** Opening MATERIAL TO PROCESS block **

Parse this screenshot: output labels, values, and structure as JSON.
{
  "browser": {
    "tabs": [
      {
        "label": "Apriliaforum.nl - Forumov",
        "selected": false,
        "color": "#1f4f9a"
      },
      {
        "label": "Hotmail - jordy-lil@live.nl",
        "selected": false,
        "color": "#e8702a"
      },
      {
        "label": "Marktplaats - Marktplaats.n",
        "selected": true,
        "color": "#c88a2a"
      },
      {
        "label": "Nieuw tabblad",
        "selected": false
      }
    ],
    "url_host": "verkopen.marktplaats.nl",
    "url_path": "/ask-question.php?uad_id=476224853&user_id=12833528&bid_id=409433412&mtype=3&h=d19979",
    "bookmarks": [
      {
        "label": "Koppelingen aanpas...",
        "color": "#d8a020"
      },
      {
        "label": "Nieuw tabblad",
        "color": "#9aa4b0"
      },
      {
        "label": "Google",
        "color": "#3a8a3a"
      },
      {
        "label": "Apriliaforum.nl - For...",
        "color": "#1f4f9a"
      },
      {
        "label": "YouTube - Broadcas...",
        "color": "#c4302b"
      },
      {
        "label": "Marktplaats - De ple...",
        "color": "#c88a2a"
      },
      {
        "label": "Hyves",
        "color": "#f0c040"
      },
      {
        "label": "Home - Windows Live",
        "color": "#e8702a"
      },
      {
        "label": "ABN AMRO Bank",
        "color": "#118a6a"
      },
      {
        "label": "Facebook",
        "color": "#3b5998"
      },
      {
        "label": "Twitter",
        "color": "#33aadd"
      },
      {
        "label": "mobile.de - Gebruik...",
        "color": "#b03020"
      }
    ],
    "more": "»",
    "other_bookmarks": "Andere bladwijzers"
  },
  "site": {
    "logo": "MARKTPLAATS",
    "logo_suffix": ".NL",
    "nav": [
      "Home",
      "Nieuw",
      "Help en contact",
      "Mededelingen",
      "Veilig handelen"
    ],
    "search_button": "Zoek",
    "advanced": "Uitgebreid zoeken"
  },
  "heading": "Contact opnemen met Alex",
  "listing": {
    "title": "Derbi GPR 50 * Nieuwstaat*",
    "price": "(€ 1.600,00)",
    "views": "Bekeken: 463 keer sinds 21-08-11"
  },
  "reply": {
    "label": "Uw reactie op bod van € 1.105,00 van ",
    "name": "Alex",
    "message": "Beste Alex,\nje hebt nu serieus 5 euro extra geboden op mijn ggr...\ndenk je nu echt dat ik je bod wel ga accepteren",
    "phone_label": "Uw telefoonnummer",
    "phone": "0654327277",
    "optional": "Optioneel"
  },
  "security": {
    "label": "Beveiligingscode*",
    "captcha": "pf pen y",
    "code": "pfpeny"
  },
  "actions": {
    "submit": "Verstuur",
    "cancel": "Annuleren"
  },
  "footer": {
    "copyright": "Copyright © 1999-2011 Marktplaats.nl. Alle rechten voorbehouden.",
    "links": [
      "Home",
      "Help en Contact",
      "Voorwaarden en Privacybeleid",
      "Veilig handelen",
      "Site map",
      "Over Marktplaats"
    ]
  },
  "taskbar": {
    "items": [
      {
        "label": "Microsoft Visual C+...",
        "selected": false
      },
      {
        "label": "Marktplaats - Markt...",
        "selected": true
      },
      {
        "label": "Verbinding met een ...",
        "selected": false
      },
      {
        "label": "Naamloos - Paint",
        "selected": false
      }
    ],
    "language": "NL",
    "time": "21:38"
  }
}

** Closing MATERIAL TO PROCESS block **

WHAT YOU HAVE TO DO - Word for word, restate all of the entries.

ANSWER SECTION -
Parse this screenshot: output labels, values, and structure as JSON.
{
  "browser": {
    "tabs": [
      {
        "label": "Apriliaforum.nl - Forumov",
        "selected": false,
        "color": "#1f4f9a"
      },
      {
        "label": "Hotmail - jordy-lil@live.nl",
        "selected": false,
        "color": "#e8702a"
      },
      {
        "label": "Marktplaats - Marktplaats.n",
        "selected": true,
        "color": "#c88a2a"
      },
      {
        "label": "Nieuw tabblad",
        "selected": false
      }
    ],
    "url_host": "verkopen.marktplaats.nl",
    "url_path": "/ask-question.php?uad_id=476224853&user_id=12833528&bid_id=409433412&mtype=3&h=d19979",
    "bookmarks": [
      {
        "label": "Koppelingen aanpas...",
        "color": "#d8a020"
      },
      {
        "label": "Nieuw tabblad",
        "color": "#9aa4b0"
      },
      {
        "label": "Google",
        "color": "#3a8a3a"
      },
      {
        "label": "Apriliaforum.nl - For...",
        "color": "#1f4f9a"
      },
      {
        "label": "YouTube - Broadcas...",
        "color": "#c4302b"
      },
      {
        "label": "Marktplaats - De ple...",
        "color": "#c88a2a"
      },
      {
        "label": "Hyves",
        "color": "#f0c040"
      },
      {
        "label": "Home - Windows Live",
        "color": "#e8702a"
      },
      {
        "label": "ABN AMRO Bank",
        "color": "#118a6a"
      },
      {
        "label": "Facebook",
        "color": "#3b5998"
      },
      {
        "label": "Twitter",
        "color": "#33aadd"
      },
      {
        "label": "mobile.de - Gebruik...",
        "color": "#b03020"
      }
    ],
    "more": "»",
    "other_bookmarks": "Andere bladwijzers"
  },
  "site": {
    "logo": "MARKTPLAATS",
    "logo_suffix": ".NL",
    "nav": [
      "Home",
      "Nieuw",
      "Help en contact",
      "Mededelingen",
      "Veilig handelen"
    ],
    "search_button": "Zoek",
    "advanced": "Uitgebreid zoeken"
  },
  "heading": "Contact opnemen met Alex",
  "listing": {
    "title": "Derbi GPR 50 * Nieuwstaat*",
    "price": "(€ 1.600,00)",
    "views": "Bekeken: 463 keer sinds 21-08-11"
  },
  "reply": {
    "label": "Uw reactie op bod van € 1.105,00 van ",
    "name": "Alex",
    "message": "Beste Alex,\nje hebt nu serieus 5 euro extra geboden op mijn ggr...\ndenk je nu echt dat ik je bod wel ga accepteren",
    "phone_label": "Uw telefoonnummer",
    "phone": "0654327277",
    "optional": "Optioneel"
  },
  "security": {
    "label": "Beveiligingscode*",
    "captcha": "pf pen y",
    "code": "pfpeny"
  },
  "actions": {
    "submit": "Verstuur",
    "cancel": "Annuleren"
  },
  "footer": {
    "copyright": "Copyright © 1999-2011 Marktplaats.nl. Alle rechten voorbehouden.",
    "links": [
      "Home",
      "Help en Contact",
      "Voorwaarden en Privacybeleid",
      "Veilig handelen",
      "Site map",
      "Over Marktplaats"
    ]
  },
  "taskbar": {
    "items": [
      {
        "label": "Microsoft Visual C+...",
        "selected": false
      },
      {
        "label": "Marktplaats - Markt...",
        "selected": true
      },
      {
        "label": "Verbinding met een ...",
        "selected": false
      },
      {
        "label": "Naamloos - Paint",
        "selected": false
      }
    ],
    "language": "NL",
    "time": "21:38"
  }
}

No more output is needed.